-- Required work --
Your answer must be an exact copy of the data below.

Component data from apps and pages
-- Opening Marker --

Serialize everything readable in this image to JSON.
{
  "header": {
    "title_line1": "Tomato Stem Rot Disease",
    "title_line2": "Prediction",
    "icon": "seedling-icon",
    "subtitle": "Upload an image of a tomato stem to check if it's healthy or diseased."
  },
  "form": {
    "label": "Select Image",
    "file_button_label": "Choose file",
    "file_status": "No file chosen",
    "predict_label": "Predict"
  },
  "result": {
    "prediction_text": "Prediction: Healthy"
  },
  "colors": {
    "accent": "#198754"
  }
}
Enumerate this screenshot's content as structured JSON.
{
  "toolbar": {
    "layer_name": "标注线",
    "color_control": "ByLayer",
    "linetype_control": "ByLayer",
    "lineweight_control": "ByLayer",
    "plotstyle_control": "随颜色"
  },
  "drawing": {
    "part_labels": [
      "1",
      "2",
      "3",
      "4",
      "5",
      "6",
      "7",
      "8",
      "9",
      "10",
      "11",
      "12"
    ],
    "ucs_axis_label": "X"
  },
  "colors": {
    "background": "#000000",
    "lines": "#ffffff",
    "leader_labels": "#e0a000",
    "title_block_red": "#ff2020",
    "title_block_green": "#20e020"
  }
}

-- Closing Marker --

-- Your solution --
Serialize everything readable in this image to JSON.
{
  "header": {
    "title_line1": "Tomato Stem Rot Disease",
    "title_line2": "Prediction",
    "icon": "seedling-icon",
    "subtitle": "Upload an image of a tomato stem to check if it's healthy or diseased."
  },
  "form": {
    "label": "Select Image",
    "file_button_label": "Choose file",
    "file_status": "No file chosen",
    "predict_label": "Predict"
  },
  "result": {
    "prediction_text": "Prediction: Healthy"
  },
  "colors": {
    "accent": "#198754"
  }
}
Enumerate this screenshot's content as structured JSON.
{
  "toolbar": {
    "layer_name": "标注线",
    "color_control": "ByLayer",
    "linetype_control": "ByLayer",
    "lineweight_control": "ByLayer",
    "plotstyle_control": "随颜色"
  },
  "drawing": {
    "part_labels": [
      "1",
      "2",
      "3",
      "4",
      "5",
      "6",
      "7",
      "8",
      "9",
      "10",
      "11",
      "12"
    ],
    "ucs_axis_label": "X"
  },
  "colors": {
    "background": "#000000",
    "lines": "#ffffff",
    "leader_labels": "#e0a000",
    "title_block_red": "#ff2020",
    "title_block_green": "#20e020"
  }
}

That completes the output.